That brings me to my next quote. These words were said by one of the employees of the hotel I stayed at (which by the way, I would recommend a million times). He was talking about the reason why Old San Juan, where I stayed, was so beautiful to him. It was very close knit, houses were right next to each other, with balconies directly in line with one another. One could be walking and see right into one's home, while they watched tv or washed dishes or even where they slept. He told us how one man fought to preserve this sense of community within Old San Juan, the historic colonial style, while others wanted to tear it down and become "modernized". He expressed his displeasure with the latter with the words above. Now, the reason why what he said stuck out to me is because as this world becomes more "technologically advanced", we lose the sense of humanity. All the advances in phones, and computers, and buildings, and social media, and this and that, cause us to be more individualized, more alienated--and the man is right--it is a sickness. We can't talk to one another, can't communicate in a healthy way. We don't know who lives next door to us, let alone who we're in relationships/friendships with. We have dinner with our phones, sleep with our phones, wake up with our phones, walk with our phones, swim with our phones, fly with our phones, shower with our phones, cook with our phones, and the list goes on. Anything we want to do, you can bet someone has designed something to allow us to do it. We can no longer hold decent conversations because our 140 characters can do that for us. It makes me sad and I am both a victim and perpertrator. When the end of your life comes, what will you remember? The latest technology you had access to or the people you loved that you didn't? The amount of followers/friends you had on social media or the lack of them in real life? How much of your life you could connect to one device or how much of your life was broken? When I think of the fort and the tools it took them to build it, I only think of it how much we would say how they are inferior if used now, but just think--after hundreds of years, it's still standing. Houses that are built today fall to pieces in less than 10. Nothing is built to last, merely built to please--to look good but have no substance. It also makes me think of the true meaning of life. Is it to gather everything available and become tech saavy or LIVE? I would go with the latter. God created us to communicate, to bring joy to one another, to be there for one another in the time of need. He created us to be something, to do something, but most of all share something

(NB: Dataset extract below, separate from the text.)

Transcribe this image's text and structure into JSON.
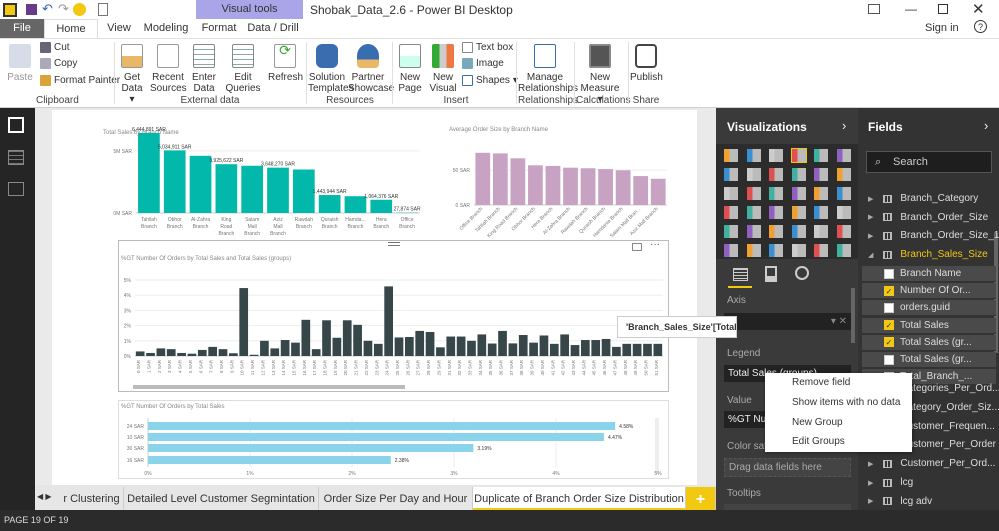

So the next time you have a chance to upgrade to a better phone, or move to a more modern home, or post a photo from your family gathering on social media, take a second to think. Will this matter